And I believe we will have different answers for that. It may be service through your current work. Or volunteer work, in and our outside the disaster-hit areas. Or trying to be as normal as you could, buying things and attending events in the hope of stimulating the economy, which would in turn help the rebuilding efforts in Tohoku and the whole of Japan. Or you could be rearranging your priorities to spend more quality time with your loved ones and together do something to help those in need.
It doesn't have to be big. I recently attended a charity event for the Tohoku victims and there was a boy who came and donated toys and books so that children his age would find comfort and be happy in those gifts.
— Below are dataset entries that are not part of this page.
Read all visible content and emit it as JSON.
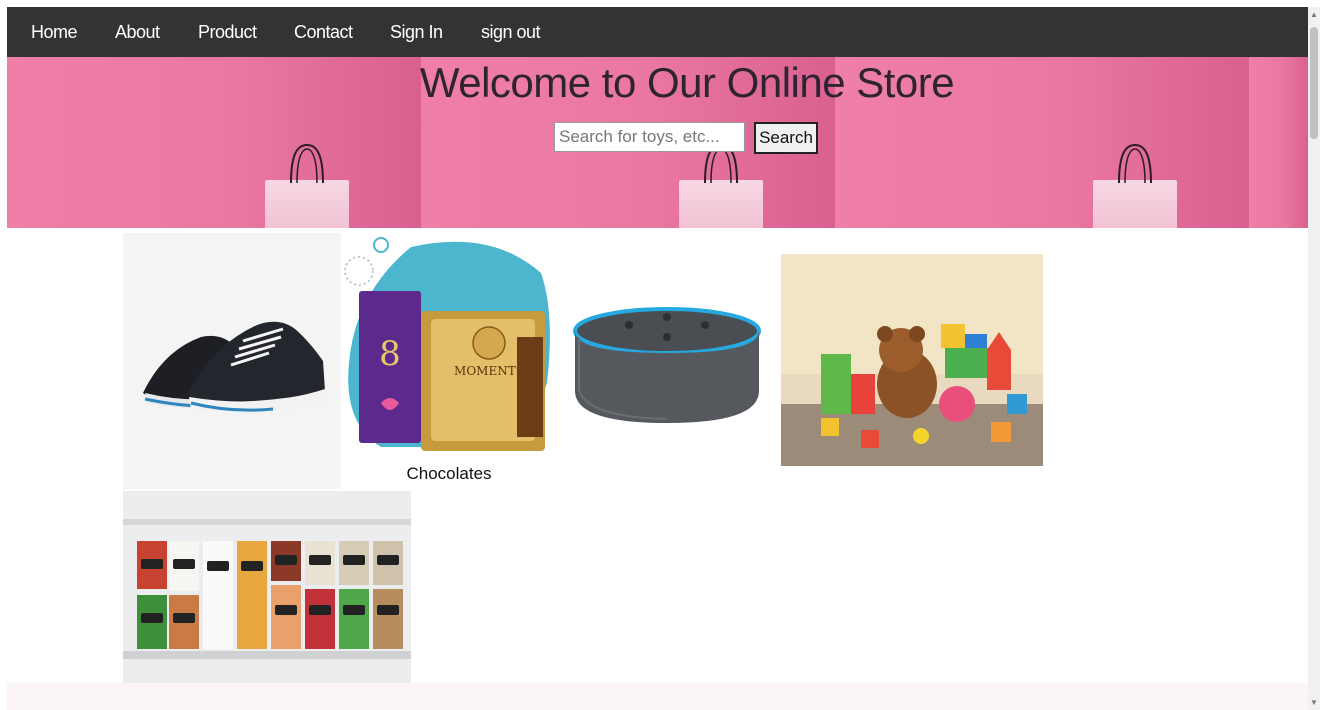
{
  "nav": {
    "items": [
      {
        "label": "Home"
      },
      {
        "label": "About"
      },
      {
        "label": "Product"
      },
      {
        "label": "Contact"
      },
      {
        "label": "Sign In"
      },
      {
        "label": "sign out"
      }
    ]
  },
  "hero": {
    "title": "Welcome to Our Online Store",
    "search_placeholder": "Search for toys, etc...",
    "search_value": "",
    "search_button": "Search"
  },
  "products": {
    "chocolates_caption": "Chocolates"
  },
  "colors": {
    "nav_bg": "#333333",
    "hero_pink": "#ea77a2",
    "smart_speaker_ring": "#25a9e0"
  }
}
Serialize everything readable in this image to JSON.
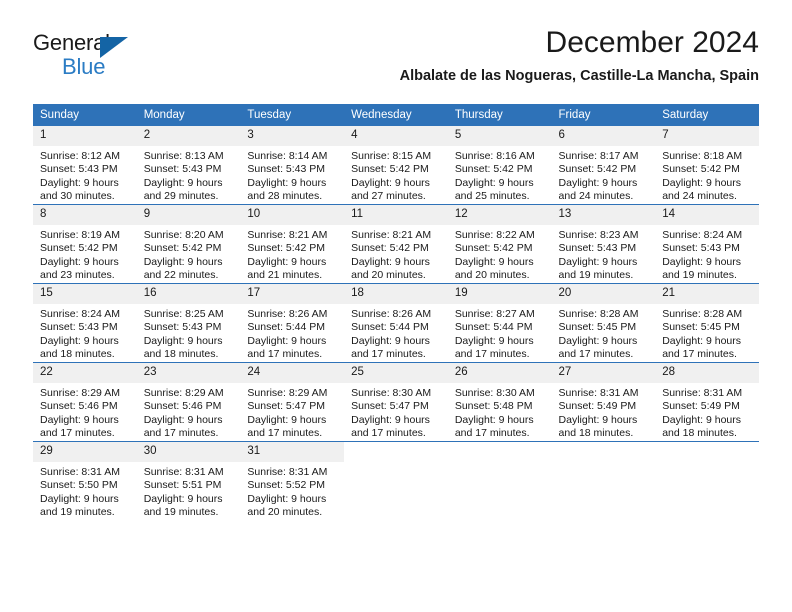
{
  "brand": {
    "name_part1": "General",
    "name_part2": "Blue",
    "logo_icon": "triangle-logo-icon"
  },
  "header": {
    "month_title": "December 2024",
    "location": "Albalate de las Nogueras, Castille-La Mancha, Spain"
  },
  "calendar": {
    "weekday_headers": [
      "Sunday",
      "Monday",
      "Tuesday",
      "Wednesday",
      "Thursday",
      "Friday",
      "Saturday"
    ],
    "weeks": [
      [
        {
          "day": "1",
          "sunrise": "Sunrise: 8:12 AM",
          "sunset": "Sunset: 5:43 PM",
          "daylight_line1": "Daylight: 9 hours",
          "daylight_line2": "and 30 minutes."
        },
        {
          "day": "2",
          "sunrise": "Sunrise: 8:13 AM",
          "sunset": "Sunset: 5:43 PM",
          "daylight_line1": "Daylight: 9 hours",
          "daylight_line2": "and 29 minutes."
        },
        {
          "day": "3",
          "sunrise": "Sunrise: 8:14 AM",
          "sunset": "Sunset: 5:43 PM",
          "daylight_line1": "Daylight: 9 hours",
          "daylight_line2": "and 28 minutes."
        },
        {
          "day": "4",
          "sunrise": "Sunrise: 8:15 AM",
          "sunset": "Sunset: 5:42 PM",
          "daylight_line1": "Daylight: 9 hours",
          "daylight_line2": "and 27 minutes."
        },
        {
          "day": "5",
          "sunrise": "Sunrise: 8:16 AM",
          "sunset": "Sunset: 5:42 PM",
          "daylight_line1": "Daylight: 9 hours",
          "daylight_line2": "and 25 minutes."
        },
        {
          "day": "6",
          "sunrise": "Sunrise: 8:17 AM",
          "sunset": "Sunset: 5:42 PM",
          "daylight_line1": "Daylight: 9 hours",
          "daylight_line2": "and 24 minutes."
        },
        {
          "day": "7",
          "sunrise": "Sunrise: 8:18 AM",
          "sunset": "Sunset: 5:42 PM",
          "daylight_line1": "Daylight: 9 hours",
          "daylight_line2": "and 24 minutes."
        }
      ],
      [
        {
          "day": "8",
          "sunrise": "Sunrise: 8:19 AM",
          "sunset": "Sunset: 5:42 PM",
          "daylight_line1": "Daylight: 9 hours",
          "daylight_line2": "and 23 minutes."
        },
        {
          "day": "9",
          "sunrise": "Sunrise: 8:20 AM",
          "sunset": "Sunset: 5:42 PM",
          "daylight_line1": "Daylight: 9 hours",
          "daylight_line2": "and 22 minutes."
        },
        {
          "day": "10",
          "sunrise": "Sunrise: 8:21 AM",
          "sunset": "Sunset: 5:42 PM",
          "daylight_line1": "Daylight: 9 hours",
          "daylight_line2": "and 21 minutes."
        },
        {
          "day": "11",
          "sunrise": "Sunrise: 8:21 AM",
          "sunset": "Sunset: 5:42 PM",
          "daylight_line1": "Daylight: 9 hours",
          "daylight_line2": "and 20 minutes."
        },
        {
          "day": "12",
          "sunrise": "Sunrise: 8:22 AM",
          "sunset": "Sunset: 5:42 PM",
          "daylight_line1": "Daylight: 9 hours",
          "daylight_line2": "and 20 minutes."
        },
        {
          "day": "13",
          "sunrise": "Sunrise: 8:23 AM",
          "sunset": "Sunset: 5:43 PM",
          "daylight_line1": "Daylight: 9 hours",
          "daylight_line2": "and 19 minutes."
        },
        {
          "day": "14",
          "sunrise": "Sunrise: 8:24 AM",
          "sunset": "Sunset: 5:43 PM",
          "daylight_line1": "Daylight: 9 hours",
          "daylight_line2": "and 19 minutes."
        }
      ],
      [
        {
          "day": "15",
          "sunrise": "Sunrise: 8:24 AM",
          "sunset": "Sunset: 5:43 PM",
          "daylight_line1": "Daylight: 9 hours",
          "daylight_line2": "and 18 minutes."
        },
        {
          "day": "16",
          "sunrise": "Sunrise: 8:25 AM",
          "sunset": "Sunset: 5:43 PM",
          "daylight_line1": "Daylight: 9 hours",
          "daylight_line2": "and 18 minutes."
        },
        {
          "day": "17",
          "sunrise": "Sunrise: 8:26 AM",
          "sunset": "Sunset: 5:44 PM",
          "daylight_line1": "Daylight: 9 hours",
          "daylight_line2": "and 17 minutes."
        },
        {
          "day": "18",
          "sunrise": "Sunrise: 8:26 AM",
          "sunset": "Sunset: 5:44 PM",
          "daylight_line1": "Daylight: 9 hours",
          "daylight_line2": "and 17 minutes."
        },
        {
          "day": "19",
          "sunrise": "Sunrise: 8:27 AM",
          "sunset": "Sunset: 5:44 PM",
          "daylight_line1": "Daylight: 9 hours",
          "daylight_line2": "and 17 minutes."
        },
        {
          "day": "20",
          "sunrise": "Sunrise: 8:28 AM",
          "sunset": "Sunset: 5:45 PM",
          "daylight_line1": "Daylight: 9 hours",
          "daylight_line2": "and 17 minutes."
        },
        {
          "day": "21",
          "sunrise": "Sunrise: 8:28 AM",
          "sunset": "Sunset: 5:45 PM",
          "daylight_line1": "Daylight: 9 hours",
          "daylight_line2": "and 17 minutes."
        }
      ],
      [
        {
          "day": "22",
          "sunrise": "Sunrise: 8:29 AM",
          "sunset": "Sunset: 5:46 PM",
          "daylight_line1": "Daylight: 9 hours",
          "daylight_line2": "and 17 minutes."
        },
        {
          "day": "23",
          "sunrise": "Sunrise: 8:29 AM",
          "sunset": "Sunset: 5:46 PM",
          "daylight_line1": "Daylight: 9 hours",
          "daylight_line2": "and 17 minutes."
        },
        {
          "day": "24",
          "sunrise": "Sunrise: 8:29 AM",
          "sunset": "Sunset: 5:47 PM",
          "daylight_line1": "Daylight: 9 hours",
          "daylight_line2": "and 17 minutes."
        },
        {
          "day": "25",
          "sunrise": "Sunrise: 8:30 AM",
          "sunset": "Sunset: 5:47 PM",
          "daylight_line1": "Daylight: 9 hours",
          "daylight_line2": "and 17 minutes."
        },
        {
          "day": "26",
          "sunrise": "Sunrise: 8:30 AM",
          "sunset": "Sunset: 5:48 PM",
          "daylight_line1": "Daylight: 9 hours",
          "daylight_line2": "and 17 minutes."
        },
        {
          "day": "27",
          "sunrise": "Sunrise: 8:31 AM",
          "sunset": "Sunset: 5:49 PM",
          "daylight_line1": "Daylight: 9 hours",
          "daylight_line2": "and 18 minutes."
        },
        {
          "day": "28",
          "sunrise": "Sunrise: 8:31 AM",
          "sunset": "Sunset: 5:49 PM",
          "daylight_line1": "Daylight: 9 hours",
          "daylight_line2": "and 18 minutes."
        }
      ],
      [
        {
          "day": "29",
          "sunrise": "Sunrise: 8:31 AM",
          "sunset": "Sunset: 5:50 PM",
          "daylight_line1": "Daylight: 9 hours",
          "daylight_line2": "and 19 minutes."
        },
        {
          "day": "30",
          "sunrise": "Sunrise: 8:31 AM",
          "sunset": "Sunset: 5:51 PM",
          "daylight_line1": "Daylight: 9 hours",
          "daylight_line2": "and 19 minutes."
        },
        {
          "day": "31",
          "sunrise": "Sunrise: 8:31 AM",
          "sunset": "Sunset: 5:52 PM",
          "daylight_line1": "Daylight: 9 hours",
          "daylight_line2": "and 20 minutes."
        },
        {
          "day": "",
          "sunrise": "",
          "sunset": "",
          "daylight_line1": "",
          "daylight_line2": ""
        },
        {
          "day": "",
          "sunrise": "",
          "sunset": "",
          "daylight_line1": "",
          "daylight_line2": ""
        },
        {
          "day": "",
          "sunrise": "",
          "sunset": "",
          "daylight_line1": "",
          "daylight_line2": ""
        },
        {
          "day": "",
          "sunrise": "",
          "sunset": "",
          "daylight_line1": "",
          "daylight_line2": ""
        }
      ]
    ]
  },
  "colors": {
    "header_blue": "#2e72b8",
    "brand_blue": "#2b7cc4",
    "logo_blue": "#1464a5",
    "daynum_bg": "#f0f0f0"
  }
}
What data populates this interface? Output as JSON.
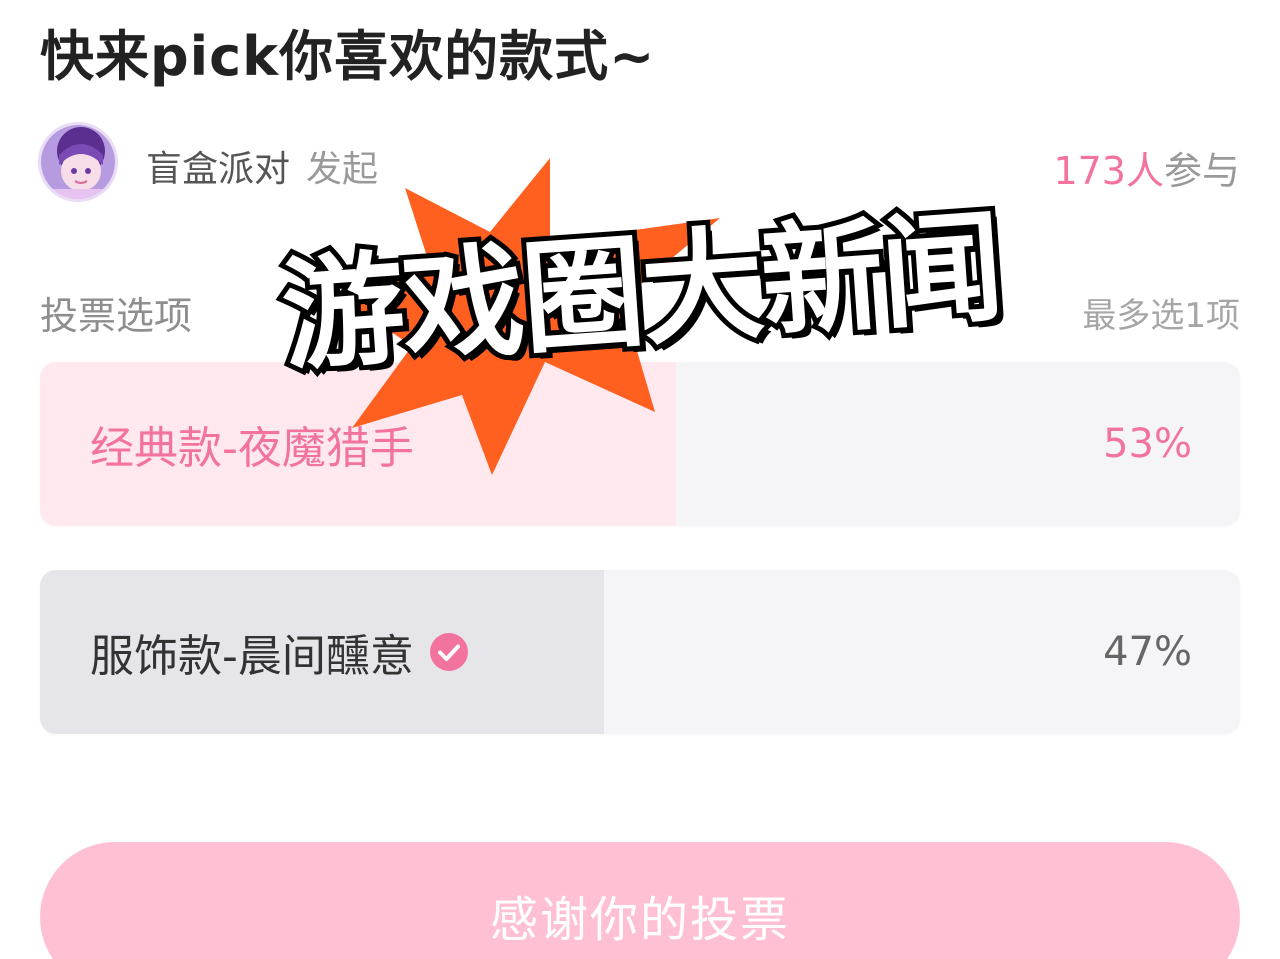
{
  "poll": {
    "title": "快来pick你喜欢的款式~",
    "initiator": {
      "name": "盲盒派对",
      "suffix": "发起"
    },
    "participants": {
      "count": "173人",
      "unit": "参与"
    },
    "section_label": "投票选项",
    "limit_label": "最多选1项",
    "options": [
      {
        "label": "经典款-夜魔猎手",
        "percent": "53%",
        "fraction": 0.53,
        "fill_color": "#ffe9ef",
        "text_color": "#f2739e",
        "selected": false
      },
      {
        "label": "服饰款-晨间醺意",
        "percent": "47%",
        "fraction": 0.47,
        "fill_color": "#e6e6ea",
        "text_color": "#333333",
        "selected": true,
        "check_icon": "check-circle-icon"
      }
    ],
    "submit_label": "感谢你的投票"
  },
  "overlay": {
    "headline": "游戏圈大新闻",
    "burst_color": "#ff5f1f"
  },
  "colors": {
    "accent": "#f2739e",
    "submit_bg": "#ffc0d3"
  }
}
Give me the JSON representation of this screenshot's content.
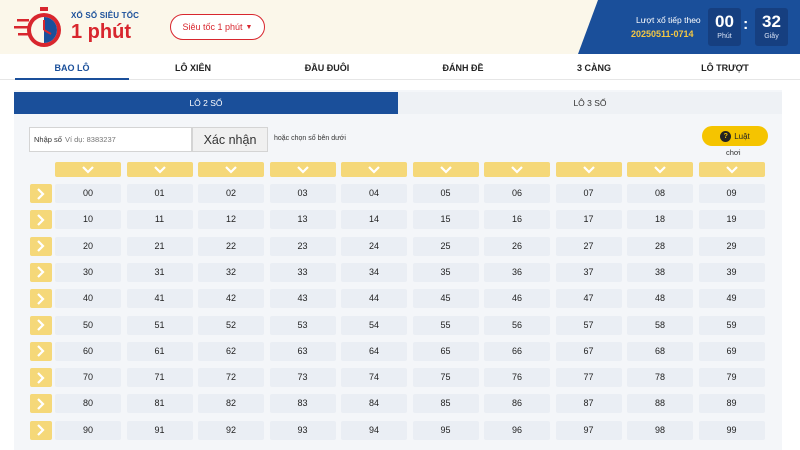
{
  "header": {
    "logo_small": "XỔ SỐ SIÊU TỐC",
    "logo_big": "1 phút",
    "mode": "Siêu tốc 1 phút",
    "next_label": "Lượt xổ tiếp theo",
    "next_id": "20250511-0714",
    "minutes": "00",
    "minutes_unit": "Phút",
    "seconds": "32",
    "seconds_unit": "Giây"
  },
  "tabs": [
    {
      "label": "BAO LÔ",
      "active": true
    },
    {
      "label": "LÔ XIÊN",
      "active": false
    },
    {
      "label": "ĐẦU ĐUÔI",
      "active": false
    },
    {
      "label": "ĐÁNH ĐỀ",
      "active": false
    },
    {
      "label": "3 CÀNG",
      "active": false
    },
    {
      "label": "LÔ TRƯỢT",
      "active": false
    }
  ],
  "subtabs": [
    {
      "label": "LÔ 2 SỐ",
      "active": true
    },
    {
      "label": "LÔ 3 SỐ",
      "active": false
    }
  ],
  "input": {
    "label": "Nhập số",
    "placeholder": "Ví dụ: 8383237",
    "confirm": "Xác nhận",
    "hint": "hoặc chọn số bên dưới"
  },
  "rules": {
    "label": "Luật",
    "sub": "chơi"
  },
  "grid": {
    "rows": [
      [
        "00",
        "01",
        "02",
        "03",
        "04",
        "05",
        "06",
        "07",
        "08",
        "09"
      ],
      [
        "10",
        "11",
        "12",
        "13",
        "14",
        "15",
        "16",
        "17",
        "18",
        "19"
      ],
      [
        "20",
        "21",
        "22",
        "23",
        "24",
        "25",
        "26",
        "27",
        "28",
        "29"
      ],
      [
        "30",
        "31",
        "32",
        "33",
        "34",
        "35",
        "36",
        "37",
        "38",
        "39"
      ],
      [
        "40",
        "41",
        "42",
        "43",
        "44",
        "45",
        "46",
        "47",
        "48",
        "49"
      ],
      [
        "50",
        "51",
        "52",
        "53",
        "54",
        "55",
        "56",
        "57",
        "58",
        "59"
      ],
      [
        "60",
        "61",
        "62",
        "63",
        "64",
        "65",
        "66",
        "67",
        "68",
        "69"
      ],
      [
        "70",
        "71",
        "72",
        "73",
        "74",
        "75",
        "76",
        "77",
        "78",
        "79"
      ],
      [
        "80",
        "81",
        "82",
        "83",
        "84",
        "85",
        "86",
        "87",
        "88",
        "89"
      ],
      [
        "90",
        "91",
        "92",
        "93",
        "94",
        "95",
        "96",
        "97",
        "98",
        "99"
      ]
    ]
  },
  "colors": {
    "brand_blue": "#1a4f9a",
    "brand_red": "#d8262e",
    "accent_yellow": "#f5d879",
    "timer_yellow": "#f5c842"
  }
}
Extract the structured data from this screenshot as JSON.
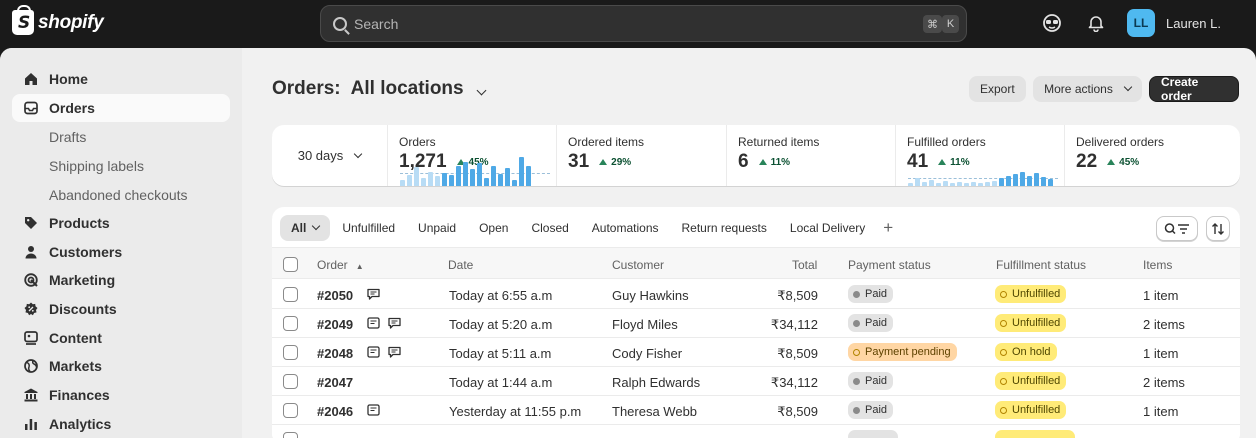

Young as he was, he already knew what it meant by giving and reaching out to people.
Just like a lot of us of foreign nationals in Tokyo, I have not been directly affected as people in Miyagi, Iwate or Fukushima. I have not been deprived of sleep, food, water, home or all other basic necessities. I have not lost a family, friend or neighbor. Nonetheless, I feel affected. Why? Because we continue to feel the effects of aftershocks, radiation fears, and rolling blackouts. Because what happened in the Tohoku region could have happened to us. Because, though we may not be related to them, Japan has become our home.
As I keep on thinking and processing all these mixed emotions, I find myself again and again gazing at that Japanese ad again on the same morning train.
And I am hoping and praying that as the days pass, if there is one thing to be sad about, I would be able to erase that by finding 101 reasons to smile and be happy about. And I would like to believe that one day, I would realize that when I look at that ad, I can look around and see things are back to all things normal and ordinary, smile, and say to myself:
Talababa sa Japan: Marso 11, 2011 (II)
- Richard R. Gappi
9:48 PM, Martes, 15 Marso 2011
Angono, Rizal, Pilipinas
nasaan ang sangandaan
ng ngatngat ng lamig
...at panganib ng nukleyar
na nakaligid, nakabitin
sa litid ng ating titig?
na parehong tumatawid
humapay ang bigat,
tumagilid at lumigwak
na singbilis ng kurap.
Ito ba ang buntong hiningang
pangungusap sa pagpikit
nang madilim na ganap?
Ano ang hugis ng dilim?
Paano nasasalat ang kanyang said?
Sukatin sa titig
dahil isang bolang itim
ang malamlam na tingin.